SpaceX launches, lands previously flown Falcon 9 booster

SES-10 launched at 6:27 p.m. Thursday

CAPE CANAVERAL, Fla. – SpaceX made history Thursday evening by launching and landing a flight-proven Falcon 9 booster. Officials with the satellite company that paid for the ride into space had no pre-launch jitters about flying on some used hardware.

At 6:27 p.m. the Falcon 9 blasted off from Kennedy Space Center launchpad 39A carrying a communication satellite that will expand communication coverage primarily for HD video in Latin America for the satellite provider SES.

Falcon 9 lifted off at the start of the launch window to a clear sky over the Space Coast. The pre-flown first-stage return to the ocean barge called "Of Course I Still Love You" where it also landed in April.

Approximately 30 minutes after launch SES-10 was successfully placed into Earth's orbit where it will expand communication coverage primarily for HD video in Latin America for SES.

After landing on the bulls-eye of the drone ship SpaceX CEO Elon Musk said the relaunch of a flight-proven booster was a long time coming, but worth the 15 year wait to achieve the company's goal.

"It means you can fly and re-fly an orbital-class booster, which is the most expensive part of the rocket," Musk said. "This is going to be a huge evolution in spaceflight."

SES chief technology officer Martin Halliwell told journalists Tuesday that the decision to use a pre-flown rocket came down to "tremendous transparency" between the satellite provider and the commercial launch company.

SES has contracted SpaceX to launch four satellites, SES-10 on the used booster, SES-11, SES-16 and SES-14.

Halliwell said the company was asked last August if they would be interested in moving to a pre-flown booster.

"The fact that it's flown once, that's just fine.
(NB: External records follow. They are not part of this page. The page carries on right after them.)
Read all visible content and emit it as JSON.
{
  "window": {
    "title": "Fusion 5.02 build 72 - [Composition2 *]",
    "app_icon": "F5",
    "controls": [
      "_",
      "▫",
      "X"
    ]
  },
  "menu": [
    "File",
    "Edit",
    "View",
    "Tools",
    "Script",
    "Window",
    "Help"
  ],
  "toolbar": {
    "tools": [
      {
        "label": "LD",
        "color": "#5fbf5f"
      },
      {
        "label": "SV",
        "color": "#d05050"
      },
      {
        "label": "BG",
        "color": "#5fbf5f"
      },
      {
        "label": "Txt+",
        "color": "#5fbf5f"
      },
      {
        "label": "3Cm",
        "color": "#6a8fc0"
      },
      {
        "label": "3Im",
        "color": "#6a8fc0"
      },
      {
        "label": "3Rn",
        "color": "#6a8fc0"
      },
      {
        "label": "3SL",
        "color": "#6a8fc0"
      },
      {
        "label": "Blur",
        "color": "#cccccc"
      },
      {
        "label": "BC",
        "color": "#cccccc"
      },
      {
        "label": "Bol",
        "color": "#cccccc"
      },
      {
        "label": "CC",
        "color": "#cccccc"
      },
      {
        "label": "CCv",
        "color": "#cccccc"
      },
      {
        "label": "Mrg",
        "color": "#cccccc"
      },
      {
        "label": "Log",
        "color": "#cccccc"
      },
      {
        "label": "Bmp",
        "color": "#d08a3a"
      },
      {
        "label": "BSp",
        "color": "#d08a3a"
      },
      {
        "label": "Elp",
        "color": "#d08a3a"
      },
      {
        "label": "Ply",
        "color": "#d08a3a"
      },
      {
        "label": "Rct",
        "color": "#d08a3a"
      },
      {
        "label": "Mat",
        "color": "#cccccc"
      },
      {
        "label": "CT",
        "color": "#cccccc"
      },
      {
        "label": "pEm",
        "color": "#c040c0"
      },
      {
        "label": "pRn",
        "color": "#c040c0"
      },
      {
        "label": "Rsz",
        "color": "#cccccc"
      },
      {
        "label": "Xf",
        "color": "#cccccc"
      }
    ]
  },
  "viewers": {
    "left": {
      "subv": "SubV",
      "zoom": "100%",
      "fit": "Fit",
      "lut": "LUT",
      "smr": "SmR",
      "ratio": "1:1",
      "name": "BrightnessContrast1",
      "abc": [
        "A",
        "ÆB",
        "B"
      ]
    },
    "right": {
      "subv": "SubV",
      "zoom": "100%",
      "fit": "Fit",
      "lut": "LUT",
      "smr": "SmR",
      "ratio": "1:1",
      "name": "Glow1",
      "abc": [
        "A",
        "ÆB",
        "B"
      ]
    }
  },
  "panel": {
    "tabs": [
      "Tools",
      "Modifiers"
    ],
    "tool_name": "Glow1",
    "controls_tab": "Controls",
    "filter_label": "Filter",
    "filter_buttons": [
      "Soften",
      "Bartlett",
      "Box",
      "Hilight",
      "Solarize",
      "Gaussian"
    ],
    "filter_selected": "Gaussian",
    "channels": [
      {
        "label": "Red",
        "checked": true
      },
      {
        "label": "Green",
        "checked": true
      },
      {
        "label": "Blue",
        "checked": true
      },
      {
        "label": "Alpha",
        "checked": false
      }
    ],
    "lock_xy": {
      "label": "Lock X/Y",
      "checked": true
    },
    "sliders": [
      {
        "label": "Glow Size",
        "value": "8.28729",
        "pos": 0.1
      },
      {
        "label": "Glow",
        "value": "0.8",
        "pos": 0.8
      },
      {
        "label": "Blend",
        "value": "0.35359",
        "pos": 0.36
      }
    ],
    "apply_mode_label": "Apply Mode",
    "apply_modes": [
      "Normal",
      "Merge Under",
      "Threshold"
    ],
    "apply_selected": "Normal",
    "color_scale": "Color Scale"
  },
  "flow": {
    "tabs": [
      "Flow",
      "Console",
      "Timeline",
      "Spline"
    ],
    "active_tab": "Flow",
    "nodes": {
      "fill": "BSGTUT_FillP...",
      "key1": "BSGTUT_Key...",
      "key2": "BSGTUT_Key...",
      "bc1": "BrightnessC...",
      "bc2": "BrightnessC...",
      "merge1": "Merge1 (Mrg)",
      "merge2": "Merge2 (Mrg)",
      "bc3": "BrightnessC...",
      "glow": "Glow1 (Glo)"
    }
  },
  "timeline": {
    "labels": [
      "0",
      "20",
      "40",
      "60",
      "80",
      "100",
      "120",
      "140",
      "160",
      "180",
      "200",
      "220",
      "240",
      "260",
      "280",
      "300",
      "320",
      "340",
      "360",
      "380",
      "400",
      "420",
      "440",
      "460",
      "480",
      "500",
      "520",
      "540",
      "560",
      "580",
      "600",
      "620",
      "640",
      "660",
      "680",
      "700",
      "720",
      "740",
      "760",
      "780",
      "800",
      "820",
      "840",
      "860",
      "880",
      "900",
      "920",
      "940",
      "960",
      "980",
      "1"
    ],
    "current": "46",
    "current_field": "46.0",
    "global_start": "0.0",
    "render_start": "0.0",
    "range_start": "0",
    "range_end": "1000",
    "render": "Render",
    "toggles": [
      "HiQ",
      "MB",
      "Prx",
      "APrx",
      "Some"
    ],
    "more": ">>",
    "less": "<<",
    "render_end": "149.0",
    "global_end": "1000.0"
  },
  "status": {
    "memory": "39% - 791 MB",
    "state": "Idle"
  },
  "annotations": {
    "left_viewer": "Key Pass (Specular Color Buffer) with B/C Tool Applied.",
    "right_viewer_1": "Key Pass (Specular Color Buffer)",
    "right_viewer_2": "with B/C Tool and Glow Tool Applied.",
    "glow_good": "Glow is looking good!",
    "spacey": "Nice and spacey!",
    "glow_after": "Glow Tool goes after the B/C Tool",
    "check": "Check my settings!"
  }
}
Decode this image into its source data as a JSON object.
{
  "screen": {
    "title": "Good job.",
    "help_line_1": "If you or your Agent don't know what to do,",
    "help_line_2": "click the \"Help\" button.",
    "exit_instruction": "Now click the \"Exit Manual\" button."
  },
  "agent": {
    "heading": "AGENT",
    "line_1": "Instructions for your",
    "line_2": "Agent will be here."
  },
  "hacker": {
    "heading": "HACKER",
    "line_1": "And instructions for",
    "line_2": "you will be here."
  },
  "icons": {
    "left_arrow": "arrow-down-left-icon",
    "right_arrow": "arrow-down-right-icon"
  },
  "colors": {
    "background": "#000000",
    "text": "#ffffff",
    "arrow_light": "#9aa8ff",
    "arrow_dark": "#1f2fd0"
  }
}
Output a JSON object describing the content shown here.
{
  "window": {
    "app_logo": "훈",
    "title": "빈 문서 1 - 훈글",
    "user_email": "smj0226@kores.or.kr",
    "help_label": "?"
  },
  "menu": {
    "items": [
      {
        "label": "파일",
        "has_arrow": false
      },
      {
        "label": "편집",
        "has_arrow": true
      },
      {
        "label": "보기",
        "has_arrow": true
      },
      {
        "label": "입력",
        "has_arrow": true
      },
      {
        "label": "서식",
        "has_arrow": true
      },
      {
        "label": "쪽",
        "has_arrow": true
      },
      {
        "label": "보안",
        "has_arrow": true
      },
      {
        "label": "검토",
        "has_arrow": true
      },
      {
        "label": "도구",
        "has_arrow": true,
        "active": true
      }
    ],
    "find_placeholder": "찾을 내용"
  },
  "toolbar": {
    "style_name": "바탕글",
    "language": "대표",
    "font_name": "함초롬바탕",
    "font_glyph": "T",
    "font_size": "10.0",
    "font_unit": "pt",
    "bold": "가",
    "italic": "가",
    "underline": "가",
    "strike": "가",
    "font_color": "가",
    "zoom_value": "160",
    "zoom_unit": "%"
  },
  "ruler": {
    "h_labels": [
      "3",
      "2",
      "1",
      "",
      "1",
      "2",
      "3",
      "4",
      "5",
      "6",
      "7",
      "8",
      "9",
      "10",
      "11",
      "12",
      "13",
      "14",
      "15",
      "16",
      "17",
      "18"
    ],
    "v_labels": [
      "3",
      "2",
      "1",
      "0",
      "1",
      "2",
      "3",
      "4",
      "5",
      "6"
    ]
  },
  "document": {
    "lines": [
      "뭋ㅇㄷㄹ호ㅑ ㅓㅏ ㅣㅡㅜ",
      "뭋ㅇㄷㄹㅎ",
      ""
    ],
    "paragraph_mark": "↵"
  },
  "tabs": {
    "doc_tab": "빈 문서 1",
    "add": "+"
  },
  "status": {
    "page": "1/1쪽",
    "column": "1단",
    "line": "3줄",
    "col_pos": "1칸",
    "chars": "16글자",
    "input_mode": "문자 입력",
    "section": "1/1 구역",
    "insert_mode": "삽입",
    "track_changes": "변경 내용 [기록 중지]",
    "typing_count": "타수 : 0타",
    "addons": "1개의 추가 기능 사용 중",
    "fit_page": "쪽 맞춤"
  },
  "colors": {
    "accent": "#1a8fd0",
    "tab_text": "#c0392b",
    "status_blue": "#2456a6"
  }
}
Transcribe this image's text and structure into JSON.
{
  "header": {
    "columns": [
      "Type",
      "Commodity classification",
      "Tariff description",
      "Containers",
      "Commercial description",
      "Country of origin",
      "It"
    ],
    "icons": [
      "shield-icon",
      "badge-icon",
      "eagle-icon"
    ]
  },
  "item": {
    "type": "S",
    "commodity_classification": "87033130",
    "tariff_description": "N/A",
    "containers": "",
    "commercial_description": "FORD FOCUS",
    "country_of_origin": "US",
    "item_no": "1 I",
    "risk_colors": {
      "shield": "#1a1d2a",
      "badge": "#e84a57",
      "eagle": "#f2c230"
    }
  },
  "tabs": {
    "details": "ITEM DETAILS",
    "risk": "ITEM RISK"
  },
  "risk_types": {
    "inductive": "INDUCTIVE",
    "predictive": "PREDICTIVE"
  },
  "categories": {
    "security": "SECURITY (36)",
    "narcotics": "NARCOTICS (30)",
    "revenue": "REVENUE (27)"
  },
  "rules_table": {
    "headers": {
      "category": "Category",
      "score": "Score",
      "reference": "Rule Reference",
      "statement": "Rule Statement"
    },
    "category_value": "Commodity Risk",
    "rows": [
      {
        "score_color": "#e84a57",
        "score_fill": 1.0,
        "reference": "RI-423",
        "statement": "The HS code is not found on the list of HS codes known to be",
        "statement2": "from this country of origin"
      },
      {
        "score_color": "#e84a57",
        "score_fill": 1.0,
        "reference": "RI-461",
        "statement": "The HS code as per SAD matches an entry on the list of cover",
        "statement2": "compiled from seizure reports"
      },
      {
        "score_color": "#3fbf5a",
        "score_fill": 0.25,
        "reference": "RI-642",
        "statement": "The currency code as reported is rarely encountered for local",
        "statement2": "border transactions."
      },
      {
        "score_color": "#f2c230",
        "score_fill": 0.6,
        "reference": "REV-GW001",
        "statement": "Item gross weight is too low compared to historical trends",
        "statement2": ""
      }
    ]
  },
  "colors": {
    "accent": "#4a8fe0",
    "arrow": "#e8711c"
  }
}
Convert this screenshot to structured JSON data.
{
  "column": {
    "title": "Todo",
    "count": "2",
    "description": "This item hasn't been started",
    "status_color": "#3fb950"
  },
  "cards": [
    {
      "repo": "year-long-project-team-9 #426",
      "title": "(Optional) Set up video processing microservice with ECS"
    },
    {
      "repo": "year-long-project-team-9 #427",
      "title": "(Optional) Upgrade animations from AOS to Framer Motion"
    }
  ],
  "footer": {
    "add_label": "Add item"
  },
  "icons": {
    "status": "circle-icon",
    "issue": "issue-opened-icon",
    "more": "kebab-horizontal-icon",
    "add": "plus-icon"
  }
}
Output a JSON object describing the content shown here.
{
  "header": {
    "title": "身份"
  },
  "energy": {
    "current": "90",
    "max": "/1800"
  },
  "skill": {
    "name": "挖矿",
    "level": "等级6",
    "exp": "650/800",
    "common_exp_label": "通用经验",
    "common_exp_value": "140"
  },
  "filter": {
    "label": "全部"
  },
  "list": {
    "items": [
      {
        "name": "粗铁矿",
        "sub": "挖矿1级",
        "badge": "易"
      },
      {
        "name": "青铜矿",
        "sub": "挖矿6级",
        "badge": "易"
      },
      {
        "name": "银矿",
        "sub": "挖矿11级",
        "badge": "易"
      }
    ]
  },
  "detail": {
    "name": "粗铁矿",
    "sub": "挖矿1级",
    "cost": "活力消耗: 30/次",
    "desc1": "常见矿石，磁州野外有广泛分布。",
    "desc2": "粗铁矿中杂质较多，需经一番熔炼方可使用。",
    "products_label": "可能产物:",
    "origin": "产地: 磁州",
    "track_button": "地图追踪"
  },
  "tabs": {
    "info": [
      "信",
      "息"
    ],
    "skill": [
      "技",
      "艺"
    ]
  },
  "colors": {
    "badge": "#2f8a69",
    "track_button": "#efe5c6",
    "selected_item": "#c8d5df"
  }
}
Let's do it again," Halliwell said.

SES was the first commercial satellite provider to contract SpaceX for a launch in 2013. The company will be first again using a flight-proven SpaceX booster.

The CTO said the company then had to explain to its insurance company "Yes, we believe in this" to get the go ahead for insuring the SES-10 launch.

The Luxembourg-based company's insurance premiums barely changed with the decision to go with a previously launched booster. The price difference was "hundredths of a percent," Halliwell said.

"There are people who've said to me, 'This will never happen,'" Halliwell said of SpaceX landing a first stage. "Never say never, eh?"

To date, SpaceX has landed three Falcon 9 boosters on a landing pad at Cape Canaveral Air Force Station and several boosters on two drone ships in the Atlantic Ocean.

The booster that carried SES-10 into orbit previously landed after launching supplies to the International Space Station in April. It was the first time SpaceX or any company landed a booster in the ocean.

"This is a really, really exciting step forward," Halliwell said. "I think the whole industry is looking."